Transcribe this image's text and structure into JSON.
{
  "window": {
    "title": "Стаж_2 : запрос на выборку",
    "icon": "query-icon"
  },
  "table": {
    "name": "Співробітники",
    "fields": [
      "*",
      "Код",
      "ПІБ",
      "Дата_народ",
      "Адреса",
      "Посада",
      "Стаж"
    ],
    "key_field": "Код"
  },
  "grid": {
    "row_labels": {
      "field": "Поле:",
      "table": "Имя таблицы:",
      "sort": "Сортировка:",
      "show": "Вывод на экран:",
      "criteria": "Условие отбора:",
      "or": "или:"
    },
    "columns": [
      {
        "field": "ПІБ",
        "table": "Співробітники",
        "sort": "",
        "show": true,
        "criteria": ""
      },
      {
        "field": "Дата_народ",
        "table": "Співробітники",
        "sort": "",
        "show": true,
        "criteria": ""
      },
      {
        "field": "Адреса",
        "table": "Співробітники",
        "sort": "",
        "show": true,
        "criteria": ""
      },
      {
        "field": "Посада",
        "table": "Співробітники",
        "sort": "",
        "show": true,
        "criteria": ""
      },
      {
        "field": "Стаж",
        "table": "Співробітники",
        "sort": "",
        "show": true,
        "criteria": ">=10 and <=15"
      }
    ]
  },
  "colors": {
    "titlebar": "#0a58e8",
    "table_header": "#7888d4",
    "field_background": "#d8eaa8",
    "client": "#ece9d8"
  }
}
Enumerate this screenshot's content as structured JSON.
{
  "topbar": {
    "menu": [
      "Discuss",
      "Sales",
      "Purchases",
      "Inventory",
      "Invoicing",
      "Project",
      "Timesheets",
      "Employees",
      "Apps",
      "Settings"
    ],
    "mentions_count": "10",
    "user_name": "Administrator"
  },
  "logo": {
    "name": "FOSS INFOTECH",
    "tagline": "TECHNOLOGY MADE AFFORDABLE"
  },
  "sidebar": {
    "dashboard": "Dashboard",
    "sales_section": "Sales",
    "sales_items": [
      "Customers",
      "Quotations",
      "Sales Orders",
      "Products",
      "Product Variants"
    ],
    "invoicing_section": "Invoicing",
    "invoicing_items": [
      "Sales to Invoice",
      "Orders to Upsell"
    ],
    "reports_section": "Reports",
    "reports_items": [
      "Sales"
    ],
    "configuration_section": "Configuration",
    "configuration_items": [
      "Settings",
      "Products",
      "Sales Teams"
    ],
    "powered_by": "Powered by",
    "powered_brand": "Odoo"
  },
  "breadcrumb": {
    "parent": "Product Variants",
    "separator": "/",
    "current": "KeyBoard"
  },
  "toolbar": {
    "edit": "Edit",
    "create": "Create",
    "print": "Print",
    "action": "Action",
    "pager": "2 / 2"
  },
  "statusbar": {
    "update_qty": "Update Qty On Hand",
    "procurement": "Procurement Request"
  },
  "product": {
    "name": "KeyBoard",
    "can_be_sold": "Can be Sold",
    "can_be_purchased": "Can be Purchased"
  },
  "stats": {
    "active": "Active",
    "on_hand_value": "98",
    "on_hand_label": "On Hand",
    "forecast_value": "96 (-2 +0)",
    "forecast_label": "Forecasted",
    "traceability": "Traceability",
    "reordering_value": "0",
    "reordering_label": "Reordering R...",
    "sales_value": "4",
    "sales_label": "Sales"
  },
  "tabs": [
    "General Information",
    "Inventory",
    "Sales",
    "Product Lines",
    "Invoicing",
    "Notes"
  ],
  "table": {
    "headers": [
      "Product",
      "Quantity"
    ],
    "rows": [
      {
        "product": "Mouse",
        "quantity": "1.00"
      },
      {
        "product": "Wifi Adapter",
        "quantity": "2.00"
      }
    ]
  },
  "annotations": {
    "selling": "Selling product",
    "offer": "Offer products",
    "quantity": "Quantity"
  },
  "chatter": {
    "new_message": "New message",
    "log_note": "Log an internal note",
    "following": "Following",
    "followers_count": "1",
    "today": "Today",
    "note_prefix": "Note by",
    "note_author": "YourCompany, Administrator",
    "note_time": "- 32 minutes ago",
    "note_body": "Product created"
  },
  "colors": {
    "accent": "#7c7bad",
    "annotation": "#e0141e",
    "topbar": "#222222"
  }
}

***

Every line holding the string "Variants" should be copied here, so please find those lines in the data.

[EXPECTED ANSWER]
      "Product Variants"
    "parent": "Product Variants",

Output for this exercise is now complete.